“Momentum for this network has been building since the end of the foreclosure crisis as we started to think about how to prevent mass displacement on that level from happening again,” said Eliza Parad, Community Organizer at DSNI. “Land trusts are a way to plan for future generations to make sure that the work we do now to reclaim land and housing keeps low-income and working class families in Boston permanently.”

EJ Awardee Spotlight: Equity, Public Transit & Health Access Project

May 10, 2016

In 2014, the Equity, Public Transit & Health Access Project launched to explore the intersection of health and transit justice. The Southern Jamaica Plain Health Center (SJPHC), On the Move (OTM) and ACE came together with Boston Alliance for Community Health (BACH) and the Center for Community Health Education Research and Service, Inc. (CCHERS) to educate providers, gather data and take action.

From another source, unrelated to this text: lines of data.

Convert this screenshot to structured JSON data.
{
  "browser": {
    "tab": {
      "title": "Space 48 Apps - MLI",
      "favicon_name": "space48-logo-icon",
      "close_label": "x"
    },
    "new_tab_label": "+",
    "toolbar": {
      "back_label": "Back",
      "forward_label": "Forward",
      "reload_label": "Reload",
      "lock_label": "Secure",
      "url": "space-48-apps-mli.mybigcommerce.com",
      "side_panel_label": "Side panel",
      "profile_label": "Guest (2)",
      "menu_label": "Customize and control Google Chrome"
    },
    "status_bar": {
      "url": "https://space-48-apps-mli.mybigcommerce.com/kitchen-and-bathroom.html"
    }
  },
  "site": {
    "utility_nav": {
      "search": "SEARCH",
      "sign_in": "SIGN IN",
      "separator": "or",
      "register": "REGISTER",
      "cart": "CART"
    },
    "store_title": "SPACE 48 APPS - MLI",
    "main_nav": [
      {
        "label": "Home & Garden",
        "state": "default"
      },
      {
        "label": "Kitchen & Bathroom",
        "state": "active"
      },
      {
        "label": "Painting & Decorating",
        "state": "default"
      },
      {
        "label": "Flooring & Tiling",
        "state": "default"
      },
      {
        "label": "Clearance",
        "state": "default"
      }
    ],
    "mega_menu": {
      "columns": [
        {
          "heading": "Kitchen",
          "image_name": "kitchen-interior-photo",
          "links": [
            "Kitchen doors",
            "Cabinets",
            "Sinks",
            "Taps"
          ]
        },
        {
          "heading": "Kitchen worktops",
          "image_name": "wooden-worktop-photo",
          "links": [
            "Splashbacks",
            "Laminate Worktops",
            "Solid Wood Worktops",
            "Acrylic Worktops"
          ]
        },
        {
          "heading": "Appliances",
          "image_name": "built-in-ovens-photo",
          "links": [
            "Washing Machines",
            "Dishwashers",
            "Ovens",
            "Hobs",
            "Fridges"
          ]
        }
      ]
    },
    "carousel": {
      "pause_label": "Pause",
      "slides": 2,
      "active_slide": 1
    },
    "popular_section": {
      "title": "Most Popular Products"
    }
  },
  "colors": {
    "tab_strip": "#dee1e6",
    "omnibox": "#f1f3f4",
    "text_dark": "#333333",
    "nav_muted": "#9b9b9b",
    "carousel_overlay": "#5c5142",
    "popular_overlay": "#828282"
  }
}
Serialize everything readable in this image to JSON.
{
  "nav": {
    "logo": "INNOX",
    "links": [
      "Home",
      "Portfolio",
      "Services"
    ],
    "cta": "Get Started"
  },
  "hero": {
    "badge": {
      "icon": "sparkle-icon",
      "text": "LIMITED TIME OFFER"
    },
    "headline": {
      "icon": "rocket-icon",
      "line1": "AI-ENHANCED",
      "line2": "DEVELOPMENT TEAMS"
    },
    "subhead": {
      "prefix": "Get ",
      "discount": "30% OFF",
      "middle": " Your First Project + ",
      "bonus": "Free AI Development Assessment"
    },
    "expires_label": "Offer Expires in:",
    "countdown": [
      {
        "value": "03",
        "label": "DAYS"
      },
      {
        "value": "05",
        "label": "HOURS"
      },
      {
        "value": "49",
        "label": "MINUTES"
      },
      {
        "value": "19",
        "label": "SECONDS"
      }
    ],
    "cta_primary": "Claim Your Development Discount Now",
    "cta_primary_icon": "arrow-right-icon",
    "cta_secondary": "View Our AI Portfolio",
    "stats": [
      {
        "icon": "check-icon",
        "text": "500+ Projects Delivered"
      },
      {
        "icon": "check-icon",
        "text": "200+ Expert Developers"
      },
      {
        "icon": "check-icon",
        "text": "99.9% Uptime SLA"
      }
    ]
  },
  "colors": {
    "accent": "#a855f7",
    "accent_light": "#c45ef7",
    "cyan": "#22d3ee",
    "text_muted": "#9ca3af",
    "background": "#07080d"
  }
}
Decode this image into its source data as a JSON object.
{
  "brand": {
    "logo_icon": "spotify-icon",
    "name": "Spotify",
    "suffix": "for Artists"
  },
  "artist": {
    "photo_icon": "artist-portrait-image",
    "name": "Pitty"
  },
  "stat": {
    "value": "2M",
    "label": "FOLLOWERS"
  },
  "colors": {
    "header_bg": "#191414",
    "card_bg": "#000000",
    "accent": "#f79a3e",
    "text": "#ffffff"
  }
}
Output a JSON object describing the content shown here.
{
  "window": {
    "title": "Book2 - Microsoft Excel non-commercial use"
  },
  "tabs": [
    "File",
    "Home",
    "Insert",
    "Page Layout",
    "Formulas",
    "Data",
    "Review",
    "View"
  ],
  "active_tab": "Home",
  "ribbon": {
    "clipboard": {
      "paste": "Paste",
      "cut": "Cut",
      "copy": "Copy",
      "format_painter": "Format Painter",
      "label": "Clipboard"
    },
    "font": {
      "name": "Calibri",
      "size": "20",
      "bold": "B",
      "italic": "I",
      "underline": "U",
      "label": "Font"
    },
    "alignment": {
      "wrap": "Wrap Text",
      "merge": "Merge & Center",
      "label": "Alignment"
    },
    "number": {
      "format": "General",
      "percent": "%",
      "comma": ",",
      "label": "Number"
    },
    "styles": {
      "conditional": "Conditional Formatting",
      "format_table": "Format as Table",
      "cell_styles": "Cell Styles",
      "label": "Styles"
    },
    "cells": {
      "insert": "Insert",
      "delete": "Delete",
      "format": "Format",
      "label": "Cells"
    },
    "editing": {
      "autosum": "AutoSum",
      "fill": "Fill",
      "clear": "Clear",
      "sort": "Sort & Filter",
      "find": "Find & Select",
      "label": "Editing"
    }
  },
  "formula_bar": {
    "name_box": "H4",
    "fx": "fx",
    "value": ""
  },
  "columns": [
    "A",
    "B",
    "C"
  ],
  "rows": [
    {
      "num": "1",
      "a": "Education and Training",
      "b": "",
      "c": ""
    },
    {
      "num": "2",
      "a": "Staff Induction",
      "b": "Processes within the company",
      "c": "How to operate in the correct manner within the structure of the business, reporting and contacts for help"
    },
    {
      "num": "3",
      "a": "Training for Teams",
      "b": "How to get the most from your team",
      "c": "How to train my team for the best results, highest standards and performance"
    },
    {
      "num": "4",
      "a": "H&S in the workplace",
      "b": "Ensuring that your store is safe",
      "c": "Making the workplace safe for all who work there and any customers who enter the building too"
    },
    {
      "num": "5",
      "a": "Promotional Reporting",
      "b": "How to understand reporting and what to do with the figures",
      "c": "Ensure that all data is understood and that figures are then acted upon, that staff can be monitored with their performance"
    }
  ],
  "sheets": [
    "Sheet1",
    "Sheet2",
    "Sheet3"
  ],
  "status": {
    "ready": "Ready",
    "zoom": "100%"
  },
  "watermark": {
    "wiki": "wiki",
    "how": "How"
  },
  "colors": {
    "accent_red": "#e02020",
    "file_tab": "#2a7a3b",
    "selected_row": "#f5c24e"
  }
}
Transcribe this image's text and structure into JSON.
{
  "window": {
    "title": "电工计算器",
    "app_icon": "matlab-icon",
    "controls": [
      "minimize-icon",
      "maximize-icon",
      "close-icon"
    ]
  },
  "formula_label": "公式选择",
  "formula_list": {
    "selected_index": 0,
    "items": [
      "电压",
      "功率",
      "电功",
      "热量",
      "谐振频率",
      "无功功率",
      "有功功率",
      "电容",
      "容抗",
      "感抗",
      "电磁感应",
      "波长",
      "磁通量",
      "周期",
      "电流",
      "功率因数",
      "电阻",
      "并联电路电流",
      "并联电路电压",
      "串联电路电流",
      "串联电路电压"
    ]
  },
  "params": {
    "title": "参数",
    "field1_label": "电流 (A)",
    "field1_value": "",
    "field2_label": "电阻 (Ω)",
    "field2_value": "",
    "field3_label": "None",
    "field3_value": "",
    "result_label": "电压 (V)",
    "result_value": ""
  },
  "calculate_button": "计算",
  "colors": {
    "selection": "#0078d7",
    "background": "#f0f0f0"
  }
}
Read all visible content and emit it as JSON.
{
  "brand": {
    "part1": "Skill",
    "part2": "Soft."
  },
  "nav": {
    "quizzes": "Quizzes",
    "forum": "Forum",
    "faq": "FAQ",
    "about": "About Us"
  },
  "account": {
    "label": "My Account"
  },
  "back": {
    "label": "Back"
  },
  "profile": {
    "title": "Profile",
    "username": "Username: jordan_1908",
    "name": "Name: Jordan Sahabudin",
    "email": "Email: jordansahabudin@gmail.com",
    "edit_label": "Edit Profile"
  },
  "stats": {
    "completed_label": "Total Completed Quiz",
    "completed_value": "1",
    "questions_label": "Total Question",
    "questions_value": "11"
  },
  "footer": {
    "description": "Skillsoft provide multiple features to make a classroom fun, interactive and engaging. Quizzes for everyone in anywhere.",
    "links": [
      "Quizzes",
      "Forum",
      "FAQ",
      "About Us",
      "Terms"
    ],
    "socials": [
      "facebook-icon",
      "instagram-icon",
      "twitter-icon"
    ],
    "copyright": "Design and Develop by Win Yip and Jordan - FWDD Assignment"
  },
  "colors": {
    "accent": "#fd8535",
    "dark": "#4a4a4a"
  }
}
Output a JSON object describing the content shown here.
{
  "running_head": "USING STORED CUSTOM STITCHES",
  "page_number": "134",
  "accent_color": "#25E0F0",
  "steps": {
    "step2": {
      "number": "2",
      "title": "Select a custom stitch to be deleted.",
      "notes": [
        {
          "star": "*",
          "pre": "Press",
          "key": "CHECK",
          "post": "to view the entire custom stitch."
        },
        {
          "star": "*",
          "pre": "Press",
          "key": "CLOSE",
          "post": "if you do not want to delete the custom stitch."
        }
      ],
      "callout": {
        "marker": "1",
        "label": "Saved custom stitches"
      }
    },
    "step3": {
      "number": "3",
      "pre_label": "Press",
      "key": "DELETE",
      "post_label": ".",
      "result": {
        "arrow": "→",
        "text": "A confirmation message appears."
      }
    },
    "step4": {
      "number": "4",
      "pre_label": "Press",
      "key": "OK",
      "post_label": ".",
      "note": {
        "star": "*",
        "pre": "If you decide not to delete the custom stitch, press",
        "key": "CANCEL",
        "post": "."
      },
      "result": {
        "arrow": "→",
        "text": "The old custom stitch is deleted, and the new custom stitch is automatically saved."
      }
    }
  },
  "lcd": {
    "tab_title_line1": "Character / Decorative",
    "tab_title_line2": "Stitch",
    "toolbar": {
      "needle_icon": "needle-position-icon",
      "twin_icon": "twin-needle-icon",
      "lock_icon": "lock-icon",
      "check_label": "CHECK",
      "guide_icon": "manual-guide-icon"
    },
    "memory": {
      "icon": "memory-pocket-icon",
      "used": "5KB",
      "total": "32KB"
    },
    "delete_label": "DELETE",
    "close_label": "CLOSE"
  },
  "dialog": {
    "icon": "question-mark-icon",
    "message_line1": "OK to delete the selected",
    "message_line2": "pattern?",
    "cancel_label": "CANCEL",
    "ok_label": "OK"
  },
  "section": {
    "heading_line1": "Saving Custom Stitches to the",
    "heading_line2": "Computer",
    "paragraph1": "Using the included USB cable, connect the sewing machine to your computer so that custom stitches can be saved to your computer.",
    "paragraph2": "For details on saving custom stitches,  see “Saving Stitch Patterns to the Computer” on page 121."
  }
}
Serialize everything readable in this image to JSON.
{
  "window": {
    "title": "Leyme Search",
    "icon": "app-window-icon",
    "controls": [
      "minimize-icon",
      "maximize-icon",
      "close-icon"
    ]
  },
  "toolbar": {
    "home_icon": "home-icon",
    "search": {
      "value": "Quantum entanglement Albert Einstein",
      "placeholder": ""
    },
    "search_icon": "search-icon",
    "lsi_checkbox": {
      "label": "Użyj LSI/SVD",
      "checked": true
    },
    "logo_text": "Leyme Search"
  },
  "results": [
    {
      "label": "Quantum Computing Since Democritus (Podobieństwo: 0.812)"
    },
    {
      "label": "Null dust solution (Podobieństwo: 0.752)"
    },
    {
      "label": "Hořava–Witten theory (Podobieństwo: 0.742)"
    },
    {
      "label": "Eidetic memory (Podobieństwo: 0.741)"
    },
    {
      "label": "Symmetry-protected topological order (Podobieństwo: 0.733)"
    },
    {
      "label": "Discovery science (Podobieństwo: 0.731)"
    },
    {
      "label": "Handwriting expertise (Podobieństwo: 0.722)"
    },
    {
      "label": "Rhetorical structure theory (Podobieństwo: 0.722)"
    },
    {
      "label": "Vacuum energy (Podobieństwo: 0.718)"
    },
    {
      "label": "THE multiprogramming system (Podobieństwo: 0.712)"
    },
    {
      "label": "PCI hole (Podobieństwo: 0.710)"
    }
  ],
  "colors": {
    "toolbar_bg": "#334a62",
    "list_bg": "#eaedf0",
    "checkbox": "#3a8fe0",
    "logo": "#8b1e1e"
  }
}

"The transit justice collaboration with ACE was transformative for our Health Center. Our partnership opened a new space to combine organizing, public health, racial justice language and values that was powerful and shared," said Abigail Ortiz, Director of Community Health Programs at the SJPHC. "Focusing the goals of the project on the extensive transit organizing done by ACE and its members, rather than re-creating new ones, gave our health center clarity about how we can be most effective in placing our patients' realities at the center of our health equity policy work."

The project collected surveys from over 1,300 patients on how public transportation affects their access to health. The survey found that over 60 percent of respondents had missed a health care appointment due to the MBTA. The findings also showed that people of color are disproportionately impacted by the MBTA’s failures, an issue that is compounded by displacement.

The fight for just and affordable housing continues!

April 15, 2016

In March, we joined with our partners in Right to the City - Boston to stop the eviction of a family in Dudley Square by a management group that has been using massive rent increases to remove long-time tenants.

ACE members and supporters gathered in front of 9-15 Ruggles Street where Felicha Young and her family have been fighting a no-fault eviction served by Advanced Property Management (APM). With strong organizing by City Life/Vida Urbana (CLVU) and legal representation from Greater Boston Legal Services, Felicha won an extension in court to stay in her home.

Despite Felicha being a reliable tenant for more than 16 years, APM and The Mayo Group want to force her out to renovate the building for much higher rents. APM has refused to negotiate even when residents were open to reasonable increases, resulting in 10 of the building's 15 families being pushed into Boston's increasingly expensive housing market, with eviction threats hanging over the rest.